Indeed, the relativity of the gods was noticed way back in the fifth century B.C. by the historian Xenophanes, who wrote, “The Ethiopians say that their gods are snub-nosed and black, the Thracians that theirs have light blue eyes and red hair.” And your god, what does he/she/it look like?
A lot of people still say they know for sure who god is, and if you don’t believe in their particular god they can promise that when you die you will be placed in a burning hot cave where nasty, horned creatures will stick pitchforks into you and make you scream in pain, forever and ever. Isn’t it time we got over that vengeful horror of a mythology?! Sometimes I can only pray: “May God save us from the people who believe in Him.”
And why should anybody care if someone uses a different name for god?
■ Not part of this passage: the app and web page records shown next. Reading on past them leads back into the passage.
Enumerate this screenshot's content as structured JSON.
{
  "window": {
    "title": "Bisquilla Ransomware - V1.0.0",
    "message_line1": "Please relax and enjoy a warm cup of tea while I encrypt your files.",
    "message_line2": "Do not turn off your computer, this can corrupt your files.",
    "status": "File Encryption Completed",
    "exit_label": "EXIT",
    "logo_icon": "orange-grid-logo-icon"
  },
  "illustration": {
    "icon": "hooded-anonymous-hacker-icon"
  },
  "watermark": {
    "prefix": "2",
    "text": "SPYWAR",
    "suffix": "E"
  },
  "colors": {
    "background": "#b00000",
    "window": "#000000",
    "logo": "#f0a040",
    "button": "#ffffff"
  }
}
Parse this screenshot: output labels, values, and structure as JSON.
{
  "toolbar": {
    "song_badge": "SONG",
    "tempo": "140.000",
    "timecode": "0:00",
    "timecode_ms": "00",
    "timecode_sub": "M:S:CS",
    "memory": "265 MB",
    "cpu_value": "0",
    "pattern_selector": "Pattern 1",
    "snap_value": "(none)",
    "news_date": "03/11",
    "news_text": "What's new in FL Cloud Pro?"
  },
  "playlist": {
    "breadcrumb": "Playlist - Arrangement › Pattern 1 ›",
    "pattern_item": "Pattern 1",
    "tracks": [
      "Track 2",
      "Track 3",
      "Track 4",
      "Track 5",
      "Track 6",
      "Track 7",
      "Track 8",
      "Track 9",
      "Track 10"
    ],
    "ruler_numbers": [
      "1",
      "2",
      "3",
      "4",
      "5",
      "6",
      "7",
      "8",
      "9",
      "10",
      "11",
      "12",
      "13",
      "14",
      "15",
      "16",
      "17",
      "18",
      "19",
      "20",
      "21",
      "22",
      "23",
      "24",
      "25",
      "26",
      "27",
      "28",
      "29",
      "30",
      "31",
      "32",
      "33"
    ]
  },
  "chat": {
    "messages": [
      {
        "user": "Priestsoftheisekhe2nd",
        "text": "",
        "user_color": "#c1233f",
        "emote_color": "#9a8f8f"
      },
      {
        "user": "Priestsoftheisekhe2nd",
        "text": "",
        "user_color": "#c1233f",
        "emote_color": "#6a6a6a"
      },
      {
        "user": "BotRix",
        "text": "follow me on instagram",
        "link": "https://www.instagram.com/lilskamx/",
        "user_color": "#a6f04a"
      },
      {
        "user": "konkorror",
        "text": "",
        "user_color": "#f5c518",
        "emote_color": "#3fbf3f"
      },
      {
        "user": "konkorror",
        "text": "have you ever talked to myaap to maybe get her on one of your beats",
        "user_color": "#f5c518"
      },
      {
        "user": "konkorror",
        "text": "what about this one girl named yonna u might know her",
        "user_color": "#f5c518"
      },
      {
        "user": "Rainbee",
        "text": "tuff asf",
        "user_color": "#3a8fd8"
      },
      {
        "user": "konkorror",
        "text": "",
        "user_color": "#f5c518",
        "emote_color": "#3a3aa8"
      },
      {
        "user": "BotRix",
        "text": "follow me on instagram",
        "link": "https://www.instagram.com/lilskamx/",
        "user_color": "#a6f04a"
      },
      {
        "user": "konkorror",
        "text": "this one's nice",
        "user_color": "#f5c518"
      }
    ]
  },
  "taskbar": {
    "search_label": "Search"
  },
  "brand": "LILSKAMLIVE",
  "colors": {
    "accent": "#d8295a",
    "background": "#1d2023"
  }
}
I simply can’t imagine any respectable deity saying with menace, “Hey buddy, what did you call me?” Why should anybody be bothered if someone calls god “Omega,” “Felix,” or “Martha Reeves and the Vandellas?” In fact, I can imagine that someday the heavens will part, and we will all hear a booming voice saying, “Humans! You all got my name wrong!” (Pause) “And I forgive you.”
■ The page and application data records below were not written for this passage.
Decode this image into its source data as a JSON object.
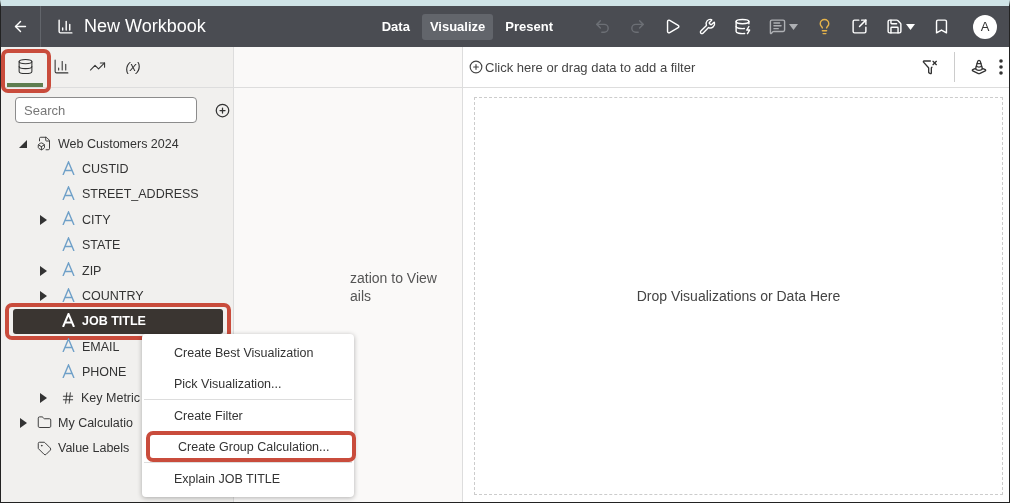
{
  "header": {
    "title": "New Workbook",
    "nav": [
      {
        "label": "Data",
        "selected": false
      },
      {
        "label": "Visualize",
        "selected": true
      },
      {
        "label": "Present",
        "selected": false
      }
    ],
    "tools": [
      {
        "kind": "undo",
        "disabled": true
      },
      {
        "kind": "redo",
        "disabled": true
      },
      {
        "kind": "play",
        "disabled": false
      },
      {
        "kind": "tools",
        "disabled": false
      },
      {
        "kind": "database",
        "disabled": false
      },
      {
        "kind": "comment",
        "disabled": true
      },
      {
        "kind": "bulb",
        "disabled": false
      },
      {
        "kind": "export",
        "disabled": false
      },
      {
        "kind": "save",
        "disabled": false
      },
      {
        "kind": "bookmark",
        "disabled": false
      }
    ],
    "avatar": "A"
  },
  "panel_tabs": [
    {
      "kind": "data",
      "selected": true,
      "annotated": true
    },
    {
      "kind": "chart",
      "selected": false
    },
    {
      "kind": "analytics",
      "selected": false
    },
    {
      "kind": "variables",
      "label": "(x)",
      "selected": false
    }
  ],
  "search": {
    "placeholder": "Search"
  },
  "tree": [
    {
      "label": "Web Customers 2024",
      "kind": "dataset",
      "expanded": true,
      "children": [
        {
          "label": "CUSTID",
          "kind": "attribute",
          "expandable": false,
          "selected": false,
          "annotated": false
        },
        {
          "label": "STREET_ADDRESS",
          "kind": "attribute",
          "expandable": false,
          "selected": false,
          "annotated": false
        },
        {
          "label": "CITY",
          "kind": "attribute",
          "expandable": true,
          "selected": false,
          "annotated": false
        },
        {
          "label": "STATE",
          "kind": "attribute",
          "expandable": false,
          "selected": false,
          "annotated": false
        },
        {
          "label": "ZIP",
          "kind": "attribute",
          "expandable": true,
          "selected": false,
          "annotated": false
        },
        {
          "label": "COUNTRY",
          "kind": "attribute",
          "expandable": true,
          "selected": false,
          "annotated": false
        },
        {
          "label": "JOB TITLE",
          "kind": "attribute",
          "expandable": false,
          "selected": true,
          "annotated": true
        },
        {
          "label": "EMAIL",
          "kind": "attribute",
          "expandable": false,
          "selected": false,
          "annotated": false
        },
        {
          "label": "PHONE",
          "kind": "attribute",
          "expandable": false,
          "selected": false,
          "annotated": false
        },
        {
          "label": "Key Metric",
          "kind": "metrics",
          "expandable": true,
          "selected": false,
          "annotated": false
        }
      ]
    },
    {
      "label": "My Calculatio",
      "kind": "folder",
      "expanded": false
    },
    {
      "label": "Value Labels",
      "kind": "tag"
    }
  ],
  "middle_hint": [
    "zation to View",
    "ails"
  ],
  "filter_bar": {
    "placeholder": "Click here or drag data to add a filter"
  },
  "canvas": {
    "hint": "Drop Visualizations or Data Here"
  },
  "context_menu": {
    "groups": [
      [
        {
          "label": "Create Best Visualization",
          "annotated": false
        },
        {
          "label": "Pick Visualization...",
          "annotated": false
        }
      ],
      [
        {
          "label": "Create Filter",
          "annotated": false
        },
        {
          "label": "Create Group Calculation...",
          "annotated": true
        }
      ],
      [
        {
          "label": "Explain JOB TITLE",
          "annotated": false
        }
      ]
    ]
  }
}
There is a chance that god doesn’t even have a name. There’s even a good chance that god isn’t a being, or at least not some human-like being. Do you think we are so good looking that a god — who could look like anything or nothing — would actually want to look like us? “Vanity of vanity,” sayeth the Preacher.
And yet, I would guess that most of you reading this will have a certain picture of god, an image you grew up with. Even though I ‘m Jewish, my god has always looked a little Italian. You know, the guy up on the ceiling of the Sistine Chapel with the long flowing white beard and long hair. God appearing as an aging bohemian. If you’ll remember, the Jews said we were not supposed to make a graven image of god who is everywhere and has no form. This was a genius idea and saved the Jews a lot of money on statues. Then the Italians inherited the Jewish god and just couldn’t resist trying to paint Him.
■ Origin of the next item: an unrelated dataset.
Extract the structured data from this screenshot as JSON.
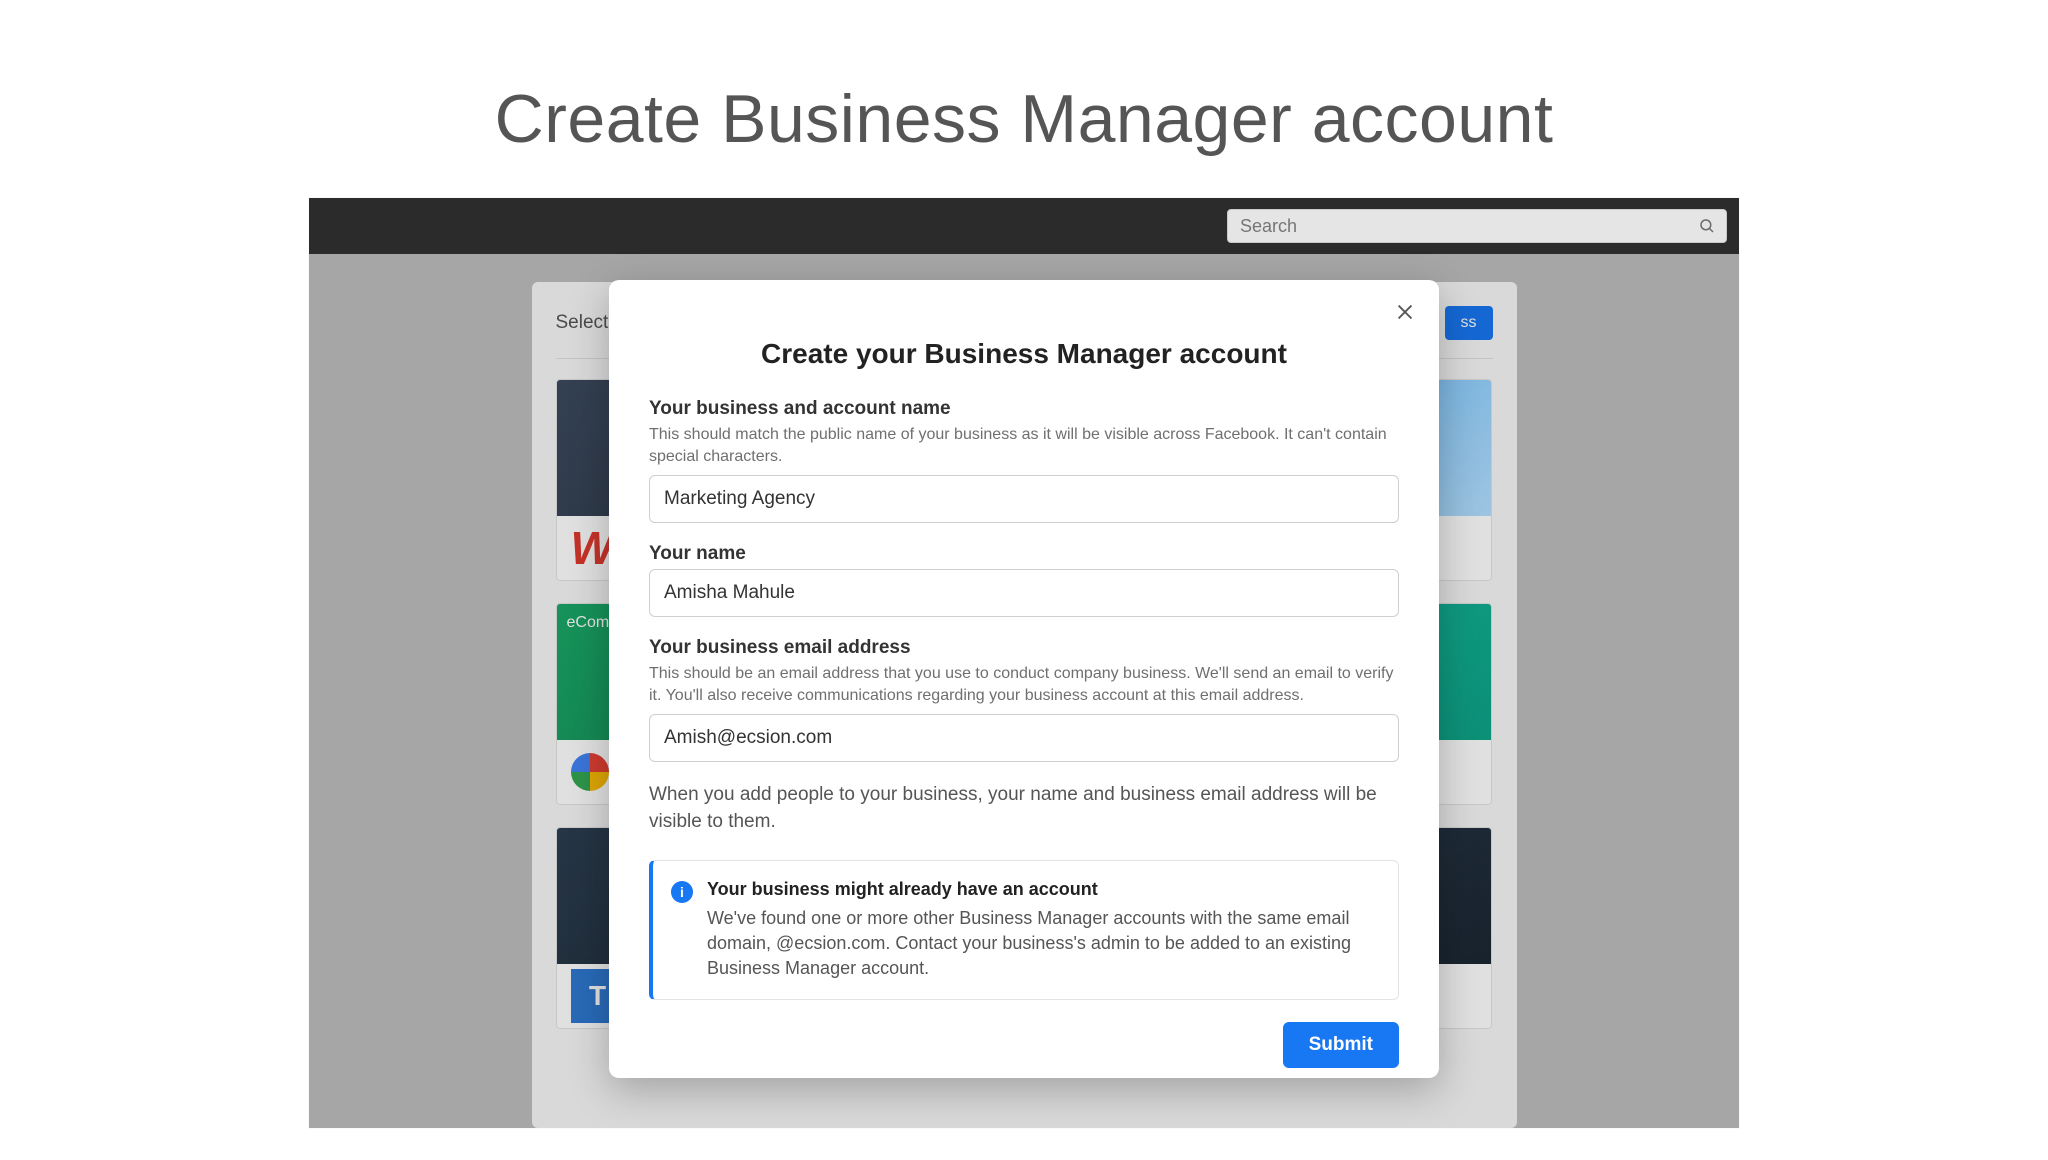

So how do we deal with our current glut of gods and the tumultuous clashing of true believers? I have a modest suggestion: Let’s call all the gods together and hold a “summit meeting.” Maybe it could be held on Mt. Olympus or somewhere in the Himalayas where there are already a lot of gods around who could host the gathering. (There will have to be separate tables: Bacchus needs wine, whereas Buddha won’t touch the stuff; Demeter wants corn for dinner, Jehovah likes lamb; Zoroaster wants candles for a centerpiece, while Tor would like an ice sculpture.)
Once we got all the gods together, we would beseech them — all of us beseeching our own particular deity — to do humanity a great big favor and decide on a common name. Since I’m the only one working on this project, I will offer a suggestion. First of all, if you’ll notice, many of the names we already use for deities end in the syllable “ah.” Jehovah; Allah;Brahma; Tara; Diana; Krishna. So maybe we could get the gods to accept the common nickname “Ah.”
It’s a perfect name. “Ah” is the first sound that most of us make when we are born, “w…aaaah!” and the last sound we make as we die, crying or sighing, “Ahhh….” So, our first and last breaths would automatically become a prayer. Totally Ah-some!
Another possibility is to give our highest deity the name “Ma,” which is the same word in almost all human languages, referring to mother. Then, instead of looking up as we pray, toward “our father who art in heaven,” we would look down at mother earth, the womb of all life, the goddess “Gaia.” (There’s another “ah,” for you.)
Maybe we could even use both names, Ah and Ma. We could divide god into two again, a male and female, yin and yang, just as it was in some of those old time religions. “Ah Ma! Ma Ah! Ah-ha Ma!” The possibilities for songs and praises are endless.